But Things Got Screwy. The City got too big when its mechanical Builders wouldn't stop building, the Netsphere and the Authority within it lost control, and the Safeguards somehow went from "kill all humans who shouldn't be interfacing with the Netsphere" to "kill all humans who can't interface with the Netsphere." And since Net Terminal Genes have essentially died off, this basically means Kill All Humans.

Enter Killy, our sour-faced hero with a Big Gun. He's traveling between the levels of the City to find someone with the Genes. He has a run-in with a group of scavengers called the Electro-Fishers (including our heroine, Zulu), who are currently hunted and starving. Then he finds a millennia-old rotting corpse torso named Cibo and teams up with her to save the Electro-Fishers from destruction.

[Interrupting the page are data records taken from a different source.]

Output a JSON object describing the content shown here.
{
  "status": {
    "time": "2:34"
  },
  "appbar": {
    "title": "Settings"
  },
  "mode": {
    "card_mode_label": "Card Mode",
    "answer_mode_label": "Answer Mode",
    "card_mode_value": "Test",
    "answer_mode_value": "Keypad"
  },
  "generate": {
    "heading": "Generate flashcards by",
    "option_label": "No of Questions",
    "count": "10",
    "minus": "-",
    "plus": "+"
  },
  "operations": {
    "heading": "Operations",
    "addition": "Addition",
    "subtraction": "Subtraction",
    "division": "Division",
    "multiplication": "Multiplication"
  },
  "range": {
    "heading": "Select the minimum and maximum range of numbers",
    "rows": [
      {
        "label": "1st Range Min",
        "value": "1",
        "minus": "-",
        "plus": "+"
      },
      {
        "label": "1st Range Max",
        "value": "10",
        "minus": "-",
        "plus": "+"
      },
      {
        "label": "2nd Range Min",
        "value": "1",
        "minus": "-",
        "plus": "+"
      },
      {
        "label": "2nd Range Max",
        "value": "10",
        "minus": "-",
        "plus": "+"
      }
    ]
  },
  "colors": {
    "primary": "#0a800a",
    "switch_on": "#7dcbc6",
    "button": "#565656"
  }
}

No really. She's my favourite character and everything. I promise she doesn't look like this for the whole movie, though.


The movie itself is pretty awesome. You don't have to know the story of the manga to get into it, but the speed and style of exposition means newcomers to the universe might benefit from having the Wiki entry open. The film also doesn't even remotely make an attempt to cover everything, simply focusing on Killy and Cibo's run-in with the Electro-Fishers. The ending is open-ended but satisfying for a one-shot, and works to raise interest for those unfamiliar with the manga.

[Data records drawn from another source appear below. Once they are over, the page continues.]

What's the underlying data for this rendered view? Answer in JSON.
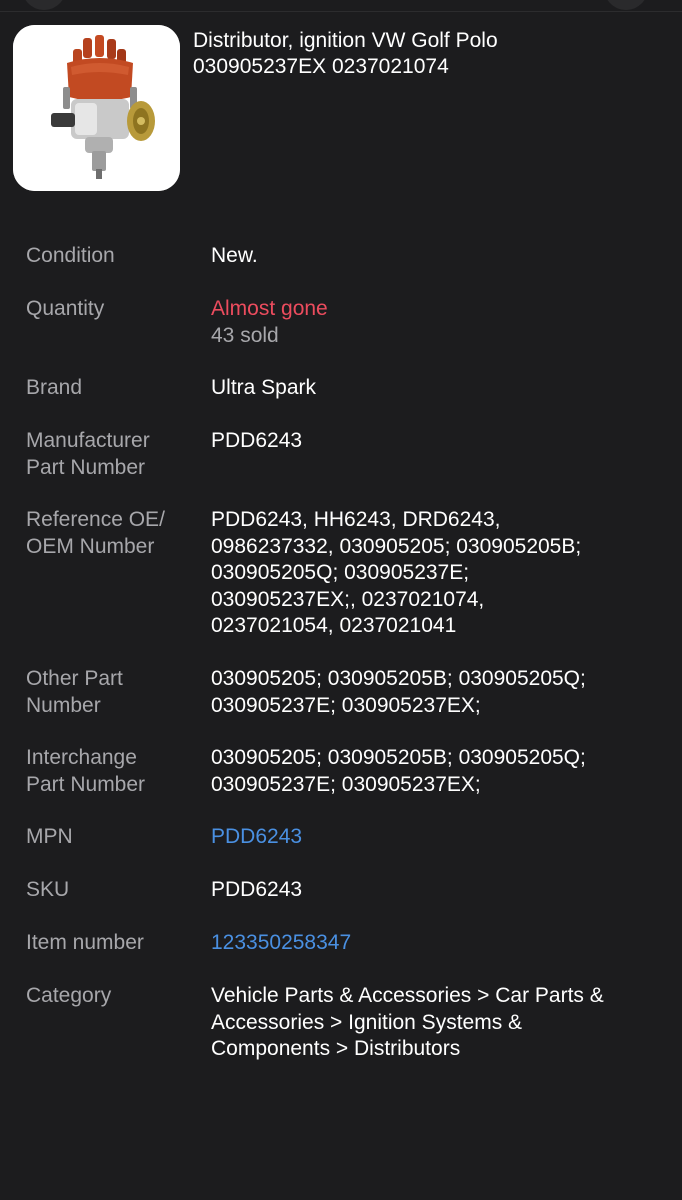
{
  "product": {
    "title_lines": [
      "Distributor, ignition VW Golf Polo",
      "030905237EX 0237021074"
    ],
    "image_alt": "distributor-product-photo"
  },
  "specs": {
    "condition": {
      "label": "Condition",
      "value": "New."
    },
    "quantity": {
      "label": "Quantity",
      "status": "Almost gone",
      "sold": "43 sold"
    },
    "brand": {
      "label": "Brand",
      "value": "Ultra Spark"
    },
    "manufacturer_part_number": {
      "label_lines": [
        "Manufacturer",
        "Part Number"
      ],
      "value": "PDD6243"
    },
    "reference_oe": {
      "label_lines": [
        "Reference OE/",
        "OEM Number"
      ],
      "value_lines": [
        "PDD6243, HH6243, DRD6243,",
        "0986237332, 030905205; 030905205B;",
        "030905205Q; 030905237E;",
        "030905237EX;, 0237021074,",
        "0237021054, 0237021041"
      ]
    },
    "other_part_number": {
      "label_lines": [
        "Other Part",
        "Number"
      ],
      "value_lines": [
        "030905205; 030905205B; 030905205Q;",
        "030905237E; 030905237EX;"
      ]
    },
    "interchange_part_number": {
      "label_lines": [
        "Interchange",
        "Part Number"
      ],
      "value_lines": [
        "030905205; 030905205B; 030905205Q;",
        "030905237E; 030905237EX;"
      ]
    },
    "mpn": {
      "label": "MPN",
      "value": "PDD6243"
    },
    "sku": {
      "label": "SKU",
      "value": "PDD6243"
    },
    "item_number": {
      "label": "Item number",
      "value": "123350258347"
    },
    "category": {
      "label": "Category",
      "value_lines": [
        "Vehicle Parts & Accessories > Car Parts &",
        "Accessories > Ignition Systems &",
        "Components > Distributors"
      ]
    }
  },
  "colors": {
    "background": "#1c1c1e",
    "label": "#a7a7ab",
    "link": "#4a90e2",
    "urgent": "#ec4c5e"
  }
}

Even so, I do feel this is definitely one that's more for the existing fans... not because it alienates other fans or because it isn't of interest (it is), but because the pacing seems to speak to viewers who know what's up.

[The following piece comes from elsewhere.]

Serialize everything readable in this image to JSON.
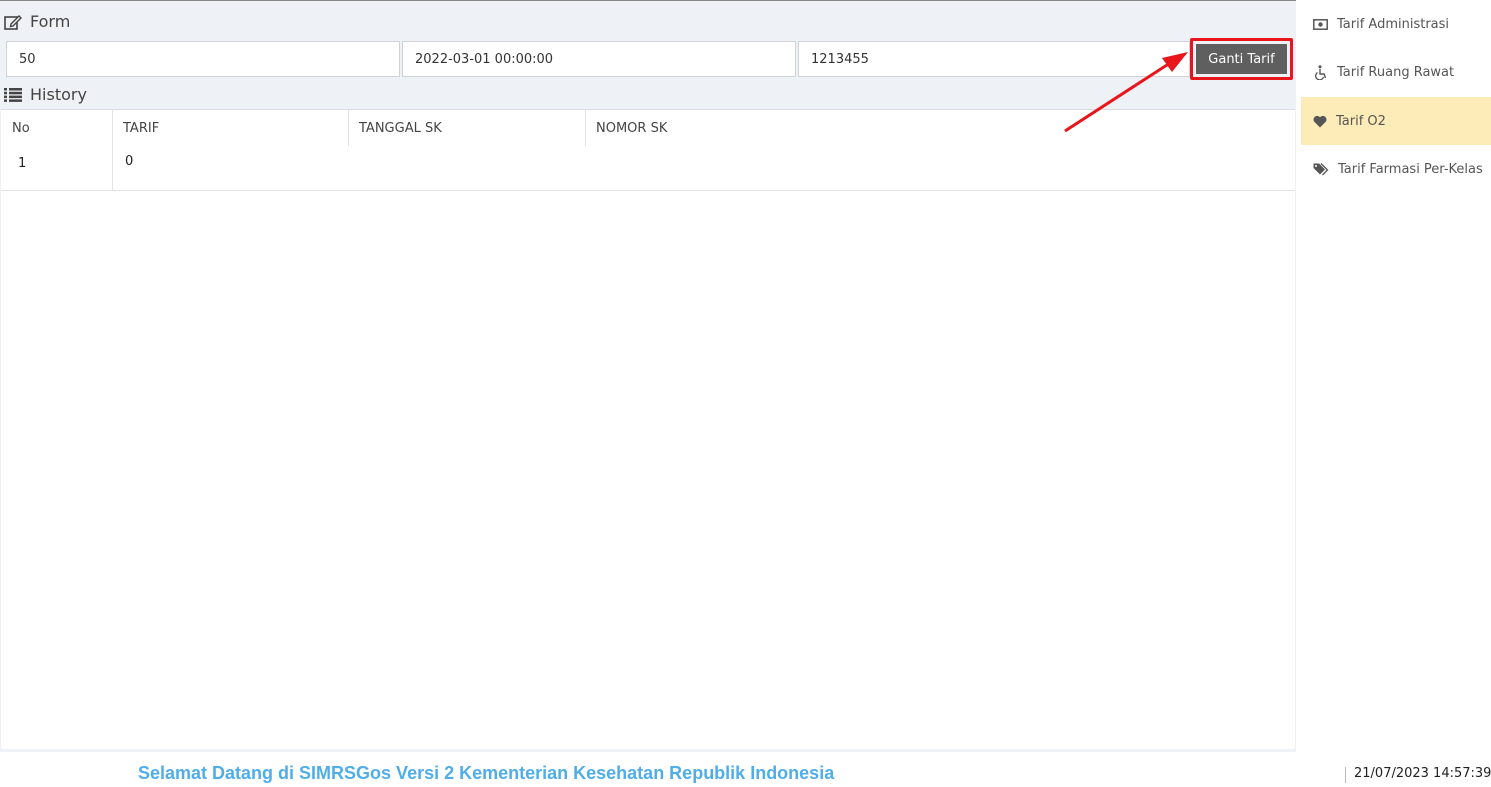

While the voice acting (especially Kana Hanazawa as Cibo) and action and music and script were all fantastic... the visuals felt odd. The character designs themselves are great, but the partial cel-shading and addition of Gritty Look made it all feel a bit odd. At first I wondered if that was a stylistic choice to fit the subject matter; but Nihei's Knights of Sidonia looks much the same, so it seems to just be What The Studio Does.

Apparently What the Studio Does is also drop frames here and there to look more 2D. I have a very sensitive eye for 3D pacing (which makes fake people in live-action movies a misery for me), and for me the whole thing just looked like a two-hour cut scene played on a computer that wasn't overclocked enough for the game. It felt Off and Weird, and not in an immersive or artistic way.

That said, I know that nine times out of 10, that kind of opinion ends up being largely a product of subjective taste. So can I say it looks bad? No. Clearly there are people who like this aesthetic, or there wouldn't be a whole studio doing it. But it felt odd to me.

I took a look at the ONA and found myself wishing the new film had been done in that style of 2D animation. It was evocative of some of that genuinely grungy, grimy, almost liminal animation Japan was turning out starting in the late 80s and spilling over into the 90s. There was an element of Take the X Train to it, which I thought would have served well here.

But. That didn't ruin the movie. Honestly, it didn't. It was still engaging, gritty, action-packed, violent, scary, weird, and awesome. Even with my awareness that they have ten volumes of manga to work with, a stand-alone film felt right for this iteration. Will it go down as a cinematic masterpiece? Probably not. Will it go down as a good afternoon? If you like some explodey cyberpunk, sure.

BLAME! is available to watch on Netflix for a limited time.